The Upper Zoom: Worship and Bible Study Guide for Week 1

Current students, faculty, and staff are participating in a five-week, synchronous, socially-distanced Bible study and worship series called The Upper Zoom ©2020. Each week we will post the worship outline and Bible study that the Andover Newton Seminary community participated in the *previous* week. This way, our extended Andover Newton family, partner churches, and friends can lead their own weekly socially-distanced service.

The Upper Zoom: Week 1

Order of Worship by Sarah B. Drummond

Set the table: choose an activity for quiet centering, such as playing a song or lighting a candle.  
Checking in: group members share how they’re doing, around 2 minutes each.
Bible study: show passage on the screen. Pose questions to stoke discussion. Discuss for 10-15 minutes. (Bible study is outlined below)
Prayer: Group leaders will have received prayer requests in an email by 5 p.m. Thursday. Also, the group leader might decide to write down prayers based on check-ins. Hold space for silence (3 minutes, give or take) after intercessory prayers. End with the Lord’s Prayer.
Ritual observance: Tenebrae: This celebration is common on Maundy Thursday, where a candle is put out for every one of the stations of the cross. One at a time, turn off all the lights in the room where you are except your screen. Display these words from Psalm 139:12 on your screen, and recite together: 
Even the darkness is not dark to you. even the darkness is not dark to you;   
the night is as bright as the day,
for darkness is as light to you.
Blessing: either the group leader can read, or can share the screen so all might recite, the traditional Emmaus (Pauline) blessing:
And now may the peace of God that passes all understanding keep your hearts and your minds in the knowledge and the love of God, and of God’s son Jesus Christ.
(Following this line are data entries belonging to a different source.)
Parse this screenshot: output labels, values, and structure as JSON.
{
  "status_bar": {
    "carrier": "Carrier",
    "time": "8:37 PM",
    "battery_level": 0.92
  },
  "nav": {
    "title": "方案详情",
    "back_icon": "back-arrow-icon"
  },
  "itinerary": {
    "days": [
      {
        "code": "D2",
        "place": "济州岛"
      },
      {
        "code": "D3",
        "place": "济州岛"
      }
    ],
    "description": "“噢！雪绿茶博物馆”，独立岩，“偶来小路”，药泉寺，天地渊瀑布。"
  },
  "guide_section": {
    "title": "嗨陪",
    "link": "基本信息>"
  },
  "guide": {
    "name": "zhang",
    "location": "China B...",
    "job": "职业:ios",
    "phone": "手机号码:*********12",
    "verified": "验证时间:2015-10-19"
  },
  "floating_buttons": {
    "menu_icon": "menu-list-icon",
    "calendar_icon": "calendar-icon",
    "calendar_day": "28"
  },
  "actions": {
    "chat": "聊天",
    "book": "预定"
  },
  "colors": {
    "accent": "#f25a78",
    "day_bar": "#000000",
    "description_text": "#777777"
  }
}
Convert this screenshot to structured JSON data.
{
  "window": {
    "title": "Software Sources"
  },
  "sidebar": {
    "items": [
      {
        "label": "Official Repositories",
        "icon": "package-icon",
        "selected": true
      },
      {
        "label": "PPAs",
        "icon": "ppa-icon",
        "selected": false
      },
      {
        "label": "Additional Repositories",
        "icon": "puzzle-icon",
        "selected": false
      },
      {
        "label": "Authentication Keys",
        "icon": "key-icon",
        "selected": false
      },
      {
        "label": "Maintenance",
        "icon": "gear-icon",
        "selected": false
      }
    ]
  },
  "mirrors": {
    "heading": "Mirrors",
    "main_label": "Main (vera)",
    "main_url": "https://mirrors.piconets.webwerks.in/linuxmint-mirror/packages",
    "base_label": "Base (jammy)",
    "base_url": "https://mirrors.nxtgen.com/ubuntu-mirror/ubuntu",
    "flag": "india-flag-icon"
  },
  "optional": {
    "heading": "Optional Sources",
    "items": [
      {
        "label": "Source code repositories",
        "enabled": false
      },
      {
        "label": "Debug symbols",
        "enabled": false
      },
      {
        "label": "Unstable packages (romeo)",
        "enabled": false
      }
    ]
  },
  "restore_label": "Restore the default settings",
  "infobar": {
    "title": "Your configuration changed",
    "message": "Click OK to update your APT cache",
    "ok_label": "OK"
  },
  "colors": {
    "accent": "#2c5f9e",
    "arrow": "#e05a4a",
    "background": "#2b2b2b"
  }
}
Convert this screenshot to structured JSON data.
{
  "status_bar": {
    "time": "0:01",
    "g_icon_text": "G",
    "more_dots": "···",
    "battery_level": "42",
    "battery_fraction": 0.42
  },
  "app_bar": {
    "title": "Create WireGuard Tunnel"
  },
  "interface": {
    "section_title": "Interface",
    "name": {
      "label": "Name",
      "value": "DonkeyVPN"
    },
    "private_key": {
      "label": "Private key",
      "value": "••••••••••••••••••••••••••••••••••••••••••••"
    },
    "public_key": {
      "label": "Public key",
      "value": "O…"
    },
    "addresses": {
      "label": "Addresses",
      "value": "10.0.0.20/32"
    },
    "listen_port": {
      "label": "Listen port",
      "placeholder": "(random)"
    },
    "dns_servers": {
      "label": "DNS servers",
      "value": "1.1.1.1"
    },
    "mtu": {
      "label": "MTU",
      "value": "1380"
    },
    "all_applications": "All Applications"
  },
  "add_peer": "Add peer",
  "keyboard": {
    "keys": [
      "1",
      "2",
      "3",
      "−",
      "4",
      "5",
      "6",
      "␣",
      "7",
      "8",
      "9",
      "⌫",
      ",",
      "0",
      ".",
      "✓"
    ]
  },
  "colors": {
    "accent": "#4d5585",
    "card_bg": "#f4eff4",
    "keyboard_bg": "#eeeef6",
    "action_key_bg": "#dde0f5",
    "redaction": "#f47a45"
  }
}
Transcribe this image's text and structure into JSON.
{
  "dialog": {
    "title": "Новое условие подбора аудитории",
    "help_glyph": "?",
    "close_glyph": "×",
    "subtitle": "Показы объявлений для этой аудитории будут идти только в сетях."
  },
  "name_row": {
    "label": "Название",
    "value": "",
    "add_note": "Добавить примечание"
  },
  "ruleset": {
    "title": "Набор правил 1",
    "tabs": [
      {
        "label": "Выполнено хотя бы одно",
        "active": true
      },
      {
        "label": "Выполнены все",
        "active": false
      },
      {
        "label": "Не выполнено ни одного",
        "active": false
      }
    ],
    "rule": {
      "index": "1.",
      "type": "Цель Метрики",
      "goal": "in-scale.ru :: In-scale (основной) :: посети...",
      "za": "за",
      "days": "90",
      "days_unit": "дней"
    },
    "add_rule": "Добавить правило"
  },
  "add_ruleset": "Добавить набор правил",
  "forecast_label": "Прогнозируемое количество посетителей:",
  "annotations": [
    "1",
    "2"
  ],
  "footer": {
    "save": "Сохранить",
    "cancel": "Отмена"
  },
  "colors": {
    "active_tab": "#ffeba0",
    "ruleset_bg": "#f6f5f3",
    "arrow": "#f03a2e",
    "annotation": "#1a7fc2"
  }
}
And may the blessing of God almighty, who created you, redeemed you, and will forever sustain you, be with you now and remain with you all forever. 
Passing the peace: Say goodbye with a word of peace, until next time. 

Bible study curriculum by Gregory Mobley

“And a Time to Refrain from Embracing” - Bible Studies for a Time and Season 
“Night Is Coming”

John 9:1-12 (J. B. Phillips New Testament) 

91Later, as Jesus walked along he saw a man who had been blind from birth.
2 “Master, whose sin caused this man’s blindness,” asked the disciples, 
“his own or his parents’?”
3“He was not born blind because of his own sin or that of his parents,” returned Jesus, “but to show the power of God at work in him. 
4We must carry on the work of him who sent me while the daylight lasts. 
Night is coming, when no one can work. 
5I am the world’s light as long as I am in it.”
6Having said this, 
he spat on the ground and made a sort of clay with the saliva. 
This he applied to the man’s eyes 
7and said, “Go and wash in the pool of Siloam.” 
(Siloam means “one who has been sent”.) 
So the man went off and washed and came home with his sight restored.
8His neighbors and the people who had often seen him before as a beggar remarked, “Isn’t this the man who used to sit and beg?”
9“Yes, that’s the one,” said some. 
Others said, “No, but he’s very like him.” 
But he himself said, “I’m the man all right!”
10“Then how was your blindness cured?” they asked.
11“The man called Jesus made some clay and smeared it on my eyes,” he replied, 
“and then he said, ‘Go to Siloam and wash.’ 
So off I went and washed—and that’s how I got my sight!”
12“Where is he now?” they asked. 
“I don’t know,” he returned.

Prompts and Questions:

Note the oh-so-human impulse to assign blame for suffering.

How do we avoid scapegoating (“the Chinese virus”) under physical and psychological stress? Do you find yourself struggling with judgmentalism? Are there circumstances in which judgment is warranted?

Note the polarity of Jesus’ vivid, embodied presence with the man contrasted with, at the story’s end, the mystery of not-knowing where to find Jesus.

How do we manage the strobe-light pulses of divine presence and absence, of light and dark?